found a new home!
Plenty of my friends are looking
for one too. Find a pet to adopt.
I am already spayed, housetrained, up to date with shots, good with kids, and good with dogs.
Notes from their foster:
Both dogs are very sweet, well mannered, smart, loving with children, gentle, completely house-trained, non-destructive, low shedding, eager to please, and will be easy to integrate into a family. Baby and Trigger are excellent watch-dogs. As far as dogs go – these two are very easy to handle with a basic understanding of training and commands. Trigger will bond very closely to you and Baby is just happy to be loved.
They are very well behaved, no major issues here. If fact, they are a joy to have in the home. Trigger waits for the opportunity to be in your lap. His only desire is to be in the same room, cuddle, tuck his head under your chin, and fall asleep in your arms. Baby, wants to be in the same room, but will pick a nice warm spot on the couch, watch you, and then jump in your lap for a pat, kiss, short cuddle, and then she will go back to her spot on the couch (while keeping a close eye on you). Read notes on Trigger’s separation anxiety.
Things they love:
• Both love to go on car rides. If you leave the car, Trigger will jump out to be with you – so don’t leave the windows fully down.
• Brushed – they love to be brushed! LOVE It.
• Walking – Both work together very well on walks and don’t pull on leashes when they are reminded. You can walk them side-by-side without drama.
• Dog bones – Nylon bones are the best. Avoid Raw-hide bones - it induces possessive behavior.
• They want to sleep on your bed – not in. And prefer to relax on the couch. I haven’t tried to keep them off furniture because I want to pet them while I relax.
• Baby likes to be in the front seat of the car. Trigger will try and get her to share the seat. If Trigger sits on Baby’s head or steps on her, she will growl, to let him know “This is my spot”. I call her “my little rattlesnake”… It is just her way of letting Trigger know not to sit on my head.
After being with them for over a month, Trigger has (curable) separation anxiety. Trigger will need to be crated (XL Crate) with Baby to help reduce his panic. Trigger has NO separation anxiety when I leave him in the car (He used to freak out, but now patiently waits). It is only in the house. Baby seems to be fine waiting for you in the home. You should keep crate time down to short periods, and extend it as they adjust. Don’t expect to leave them in a crate for a full work day or longer than 4 hours. Start Crate training while feeding him in the crate and you are inside the house.

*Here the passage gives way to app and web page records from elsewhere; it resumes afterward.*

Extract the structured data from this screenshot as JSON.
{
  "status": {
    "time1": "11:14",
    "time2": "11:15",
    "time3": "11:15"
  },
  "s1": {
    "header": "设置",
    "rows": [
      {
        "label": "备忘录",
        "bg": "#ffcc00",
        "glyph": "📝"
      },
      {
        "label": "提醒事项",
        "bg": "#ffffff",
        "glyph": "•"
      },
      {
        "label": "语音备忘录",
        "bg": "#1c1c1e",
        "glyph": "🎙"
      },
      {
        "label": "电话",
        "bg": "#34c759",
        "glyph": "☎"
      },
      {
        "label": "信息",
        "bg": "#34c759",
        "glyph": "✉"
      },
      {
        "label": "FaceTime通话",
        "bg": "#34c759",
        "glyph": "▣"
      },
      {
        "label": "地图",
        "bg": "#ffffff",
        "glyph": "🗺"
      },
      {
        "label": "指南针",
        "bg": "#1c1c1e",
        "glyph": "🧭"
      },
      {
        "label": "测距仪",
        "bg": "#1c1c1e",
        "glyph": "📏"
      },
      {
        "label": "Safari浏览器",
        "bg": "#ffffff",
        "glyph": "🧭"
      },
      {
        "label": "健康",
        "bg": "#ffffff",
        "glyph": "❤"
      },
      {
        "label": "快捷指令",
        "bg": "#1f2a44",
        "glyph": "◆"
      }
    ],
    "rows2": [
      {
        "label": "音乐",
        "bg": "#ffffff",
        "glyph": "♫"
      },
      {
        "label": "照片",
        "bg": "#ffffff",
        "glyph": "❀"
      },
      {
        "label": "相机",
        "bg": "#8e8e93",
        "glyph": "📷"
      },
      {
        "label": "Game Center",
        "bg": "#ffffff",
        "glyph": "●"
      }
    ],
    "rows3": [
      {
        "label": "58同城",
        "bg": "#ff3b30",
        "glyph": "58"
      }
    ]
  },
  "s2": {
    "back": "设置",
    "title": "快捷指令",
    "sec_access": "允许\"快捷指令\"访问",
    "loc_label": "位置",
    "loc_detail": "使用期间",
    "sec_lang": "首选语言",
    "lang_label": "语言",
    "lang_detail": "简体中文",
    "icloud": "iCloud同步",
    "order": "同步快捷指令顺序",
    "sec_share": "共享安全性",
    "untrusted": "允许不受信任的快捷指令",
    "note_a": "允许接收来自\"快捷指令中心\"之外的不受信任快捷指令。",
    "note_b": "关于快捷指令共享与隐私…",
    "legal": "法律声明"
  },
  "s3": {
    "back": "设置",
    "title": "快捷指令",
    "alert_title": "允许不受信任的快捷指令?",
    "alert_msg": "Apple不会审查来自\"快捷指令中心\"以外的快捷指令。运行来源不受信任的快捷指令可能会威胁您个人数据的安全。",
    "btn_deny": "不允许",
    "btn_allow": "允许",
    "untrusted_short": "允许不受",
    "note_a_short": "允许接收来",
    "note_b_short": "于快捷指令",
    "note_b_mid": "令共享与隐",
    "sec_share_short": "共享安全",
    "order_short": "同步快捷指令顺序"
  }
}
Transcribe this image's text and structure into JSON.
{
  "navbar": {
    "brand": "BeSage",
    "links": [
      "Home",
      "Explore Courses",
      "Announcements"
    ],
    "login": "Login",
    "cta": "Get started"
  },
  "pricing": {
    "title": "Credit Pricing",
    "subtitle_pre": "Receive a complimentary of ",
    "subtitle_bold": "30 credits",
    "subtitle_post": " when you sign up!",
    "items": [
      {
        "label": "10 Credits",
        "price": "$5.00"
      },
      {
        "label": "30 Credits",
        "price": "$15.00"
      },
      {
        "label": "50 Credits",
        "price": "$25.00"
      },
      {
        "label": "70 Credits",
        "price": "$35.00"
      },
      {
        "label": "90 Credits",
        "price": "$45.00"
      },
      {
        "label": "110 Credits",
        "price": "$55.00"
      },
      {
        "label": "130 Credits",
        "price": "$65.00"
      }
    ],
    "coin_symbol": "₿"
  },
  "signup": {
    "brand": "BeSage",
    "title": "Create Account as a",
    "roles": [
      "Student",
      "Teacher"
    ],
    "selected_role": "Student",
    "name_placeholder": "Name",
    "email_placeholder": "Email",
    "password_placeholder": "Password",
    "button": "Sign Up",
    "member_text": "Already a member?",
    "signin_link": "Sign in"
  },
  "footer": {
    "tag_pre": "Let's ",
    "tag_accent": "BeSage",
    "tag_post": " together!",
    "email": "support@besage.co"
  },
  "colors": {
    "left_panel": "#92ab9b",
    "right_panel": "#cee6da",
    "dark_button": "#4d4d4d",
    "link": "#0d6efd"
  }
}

Baby and Trigger need to warm up to strangers – but they do like people and love children. The key is get as low as possible, don’t make strong eye-contact, offer a treat, be patient, and then they will be your best friends. Tall men with hoods and coats will have to take a few minutes with positive re-enforcement. At the dog park, Baby and Trigger bark at someone, I tell them to leave it, and they will move on. Each day they get better at understanding how to play with other dogs and greeting strangers.
They both love the dog park, but I suggest putting them in the small-dog area first, to get acclimated to the park energy, and after about 5-10 minutes, let them in the main section. Besides barking at men, Baby and Trigger should not be allowed to “gang-up” on other dogs. They play a rough if they are both allowed to wrestle with one dog. The key is to Stop it before it starts. They play fine with other dogs when separated.
They both like to meet new dogs, but don’t expect Baby to take any guff from an overly playful dog.
Commands: Trigger is always keen to please – Baby (I think it is the Basset Hound) will hear you, but that doesn’t mean she listens to you.
• “Sit” (Trigger/yes) - (Baby/Sometimes)
• “Stay” (Trigger/Yes) - (Baby/ yes/Sometimes)
• “Get-Back” (Trigger/Yes) - (Baby/Yes)
• “Lets go” (both/Yes)
• “Get-In- the car” (Both Yes)
• “No” (Both)
• “Get-in-the-Back” of the car (Trigger Yes)
Both dogs do NOT run off. They do well off leash on my mountain property. It took about 3 weeks for me to trust them. I only have horse fences and they can easily run under them. Once they understand where their home is, I can open the front door and they stay within about 30 to 50ft of me. I use a strong command voice and they do listen. Until you establish vocal leadership – they may decide that they are going to make their own decisions as to where they want to go. Be firm and do not yell in a panicked or angry voice.
• “NOOOOO” - Loud Guttural sound (AAAH) and then “NO” …They will stop and turn around
• “Come” or “Come-on” – (Both Yes)
Food: I feed them Fromm Classic from Poudre Pet Supply. They are not overly food driven, but always will take a little human food when given. I have not seen them try and get into the garbage. They are NOT food aggressive / Possessive and can share as needed.